**WHAT IS EXPECTED**
In the entries below, count every line containing "JSON". Reply with the number alone.

(Items from an interface collection)
=== Begin Enclosure ===

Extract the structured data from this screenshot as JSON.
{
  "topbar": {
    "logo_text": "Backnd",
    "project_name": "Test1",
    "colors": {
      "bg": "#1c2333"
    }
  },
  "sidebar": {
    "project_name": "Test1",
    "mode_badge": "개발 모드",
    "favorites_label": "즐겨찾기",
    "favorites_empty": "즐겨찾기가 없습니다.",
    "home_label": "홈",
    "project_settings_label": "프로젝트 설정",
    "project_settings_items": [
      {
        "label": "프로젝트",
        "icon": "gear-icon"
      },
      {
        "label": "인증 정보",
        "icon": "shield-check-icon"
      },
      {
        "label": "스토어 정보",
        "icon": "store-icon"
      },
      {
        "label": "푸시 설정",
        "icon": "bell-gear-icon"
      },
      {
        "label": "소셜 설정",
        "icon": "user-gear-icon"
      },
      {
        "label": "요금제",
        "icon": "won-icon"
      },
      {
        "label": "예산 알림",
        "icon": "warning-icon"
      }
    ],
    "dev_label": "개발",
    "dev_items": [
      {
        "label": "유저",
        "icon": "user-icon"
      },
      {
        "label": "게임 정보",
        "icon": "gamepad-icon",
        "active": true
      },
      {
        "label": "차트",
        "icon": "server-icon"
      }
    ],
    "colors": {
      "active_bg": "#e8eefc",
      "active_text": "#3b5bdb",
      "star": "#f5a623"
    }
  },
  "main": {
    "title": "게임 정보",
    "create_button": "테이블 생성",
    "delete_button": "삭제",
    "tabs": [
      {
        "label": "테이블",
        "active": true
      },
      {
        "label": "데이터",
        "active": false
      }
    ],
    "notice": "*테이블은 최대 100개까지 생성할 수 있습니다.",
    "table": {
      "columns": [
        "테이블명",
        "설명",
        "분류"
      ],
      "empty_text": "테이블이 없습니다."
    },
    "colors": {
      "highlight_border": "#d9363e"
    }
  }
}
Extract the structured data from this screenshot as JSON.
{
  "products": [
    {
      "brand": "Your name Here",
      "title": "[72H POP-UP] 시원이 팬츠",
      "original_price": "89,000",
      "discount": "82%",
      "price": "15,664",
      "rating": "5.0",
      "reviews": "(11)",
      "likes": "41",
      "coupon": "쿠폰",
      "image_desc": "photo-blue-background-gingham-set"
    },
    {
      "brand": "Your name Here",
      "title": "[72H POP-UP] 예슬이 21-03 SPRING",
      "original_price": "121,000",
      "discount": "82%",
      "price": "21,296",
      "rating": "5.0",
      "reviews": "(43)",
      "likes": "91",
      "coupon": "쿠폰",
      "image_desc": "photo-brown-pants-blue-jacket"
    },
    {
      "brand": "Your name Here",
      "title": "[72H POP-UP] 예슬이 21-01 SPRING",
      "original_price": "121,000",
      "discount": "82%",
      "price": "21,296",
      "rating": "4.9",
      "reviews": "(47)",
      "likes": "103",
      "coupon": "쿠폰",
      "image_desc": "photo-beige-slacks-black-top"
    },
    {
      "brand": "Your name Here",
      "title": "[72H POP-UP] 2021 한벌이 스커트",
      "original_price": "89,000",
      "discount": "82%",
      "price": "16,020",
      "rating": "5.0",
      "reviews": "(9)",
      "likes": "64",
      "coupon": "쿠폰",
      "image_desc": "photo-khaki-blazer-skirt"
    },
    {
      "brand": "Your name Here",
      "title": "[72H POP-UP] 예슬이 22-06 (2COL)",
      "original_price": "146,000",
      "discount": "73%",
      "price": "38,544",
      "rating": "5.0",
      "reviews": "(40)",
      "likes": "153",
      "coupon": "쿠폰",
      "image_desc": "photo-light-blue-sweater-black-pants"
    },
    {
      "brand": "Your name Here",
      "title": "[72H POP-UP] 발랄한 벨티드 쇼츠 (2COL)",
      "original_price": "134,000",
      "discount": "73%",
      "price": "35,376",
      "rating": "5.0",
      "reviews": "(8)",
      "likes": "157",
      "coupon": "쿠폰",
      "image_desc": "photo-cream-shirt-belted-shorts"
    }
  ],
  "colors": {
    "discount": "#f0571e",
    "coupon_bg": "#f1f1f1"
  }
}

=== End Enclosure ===
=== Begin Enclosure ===

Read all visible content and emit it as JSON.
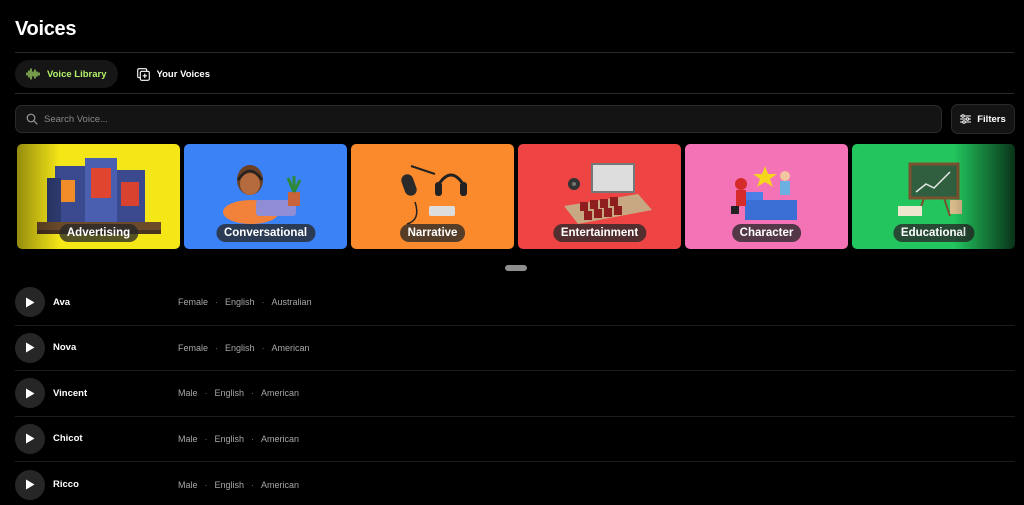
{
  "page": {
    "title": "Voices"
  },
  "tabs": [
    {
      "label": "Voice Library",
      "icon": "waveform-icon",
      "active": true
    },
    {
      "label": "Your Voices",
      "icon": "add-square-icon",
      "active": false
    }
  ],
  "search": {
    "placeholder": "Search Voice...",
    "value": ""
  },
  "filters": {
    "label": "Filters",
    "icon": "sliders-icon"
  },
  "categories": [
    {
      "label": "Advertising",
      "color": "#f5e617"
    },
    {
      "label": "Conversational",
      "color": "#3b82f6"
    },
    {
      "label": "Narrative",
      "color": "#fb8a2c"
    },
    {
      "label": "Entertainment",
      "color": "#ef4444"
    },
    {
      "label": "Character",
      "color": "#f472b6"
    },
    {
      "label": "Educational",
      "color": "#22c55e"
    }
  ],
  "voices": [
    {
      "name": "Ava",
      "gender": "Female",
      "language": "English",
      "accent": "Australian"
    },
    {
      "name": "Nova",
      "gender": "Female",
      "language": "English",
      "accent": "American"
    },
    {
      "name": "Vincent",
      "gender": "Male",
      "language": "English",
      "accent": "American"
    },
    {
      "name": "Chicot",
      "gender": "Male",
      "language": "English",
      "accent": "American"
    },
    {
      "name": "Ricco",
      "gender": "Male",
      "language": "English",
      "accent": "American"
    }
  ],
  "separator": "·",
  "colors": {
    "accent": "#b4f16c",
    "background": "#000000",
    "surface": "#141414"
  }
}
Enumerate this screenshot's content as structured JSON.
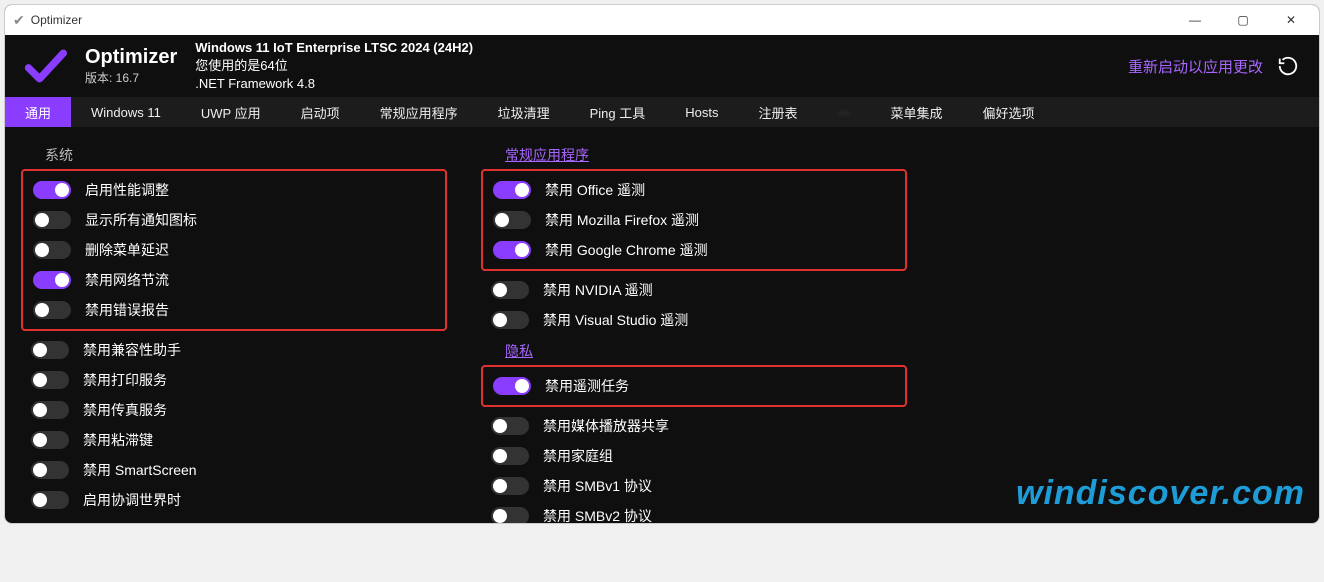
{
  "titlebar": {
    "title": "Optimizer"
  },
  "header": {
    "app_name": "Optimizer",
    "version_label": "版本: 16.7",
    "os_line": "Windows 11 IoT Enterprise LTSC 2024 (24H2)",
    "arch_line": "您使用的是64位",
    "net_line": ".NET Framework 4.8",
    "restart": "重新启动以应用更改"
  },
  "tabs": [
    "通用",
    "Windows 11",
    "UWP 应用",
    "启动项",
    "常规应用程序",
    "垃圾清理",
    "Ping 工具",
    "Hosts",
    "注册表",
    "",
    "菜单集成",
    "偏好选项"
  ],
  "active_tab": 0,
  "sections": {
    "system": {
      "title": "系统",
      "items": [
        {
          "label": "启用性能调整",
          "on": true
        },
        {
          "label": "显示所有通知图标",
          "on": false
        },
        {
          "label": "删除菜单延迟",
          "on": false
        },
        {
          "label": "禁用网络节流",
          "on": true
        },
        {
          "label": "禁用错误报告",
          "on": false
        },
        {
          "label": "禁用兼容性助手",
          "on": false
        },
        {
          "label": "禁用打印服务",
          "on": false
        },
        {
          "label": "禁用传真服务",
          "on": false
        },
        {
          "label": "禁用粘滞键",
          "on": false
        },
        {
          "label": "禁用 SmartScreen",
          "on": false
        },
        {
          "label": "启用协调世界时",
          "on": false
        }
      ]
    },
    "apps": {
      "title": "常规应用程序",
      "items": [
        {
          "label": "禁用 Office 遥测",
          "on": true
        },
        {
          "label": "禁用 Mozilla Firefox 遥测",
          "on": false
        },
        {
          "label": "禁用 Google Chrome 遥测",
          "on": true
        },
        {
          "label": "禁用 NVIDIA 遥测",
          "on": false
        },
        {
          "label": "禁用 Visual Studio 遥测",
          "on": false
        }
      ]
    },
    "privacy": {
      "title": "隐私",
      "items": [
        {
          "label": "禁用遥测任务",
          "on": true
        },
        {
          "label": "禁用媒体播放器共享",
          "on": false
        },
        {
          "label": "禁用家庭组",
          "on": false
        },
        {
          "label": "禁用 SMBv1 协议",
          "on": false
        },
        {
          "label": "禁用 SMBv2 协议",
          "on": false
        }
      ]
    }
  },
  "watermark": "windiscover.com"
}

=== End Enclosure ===

**RESPONSE**
4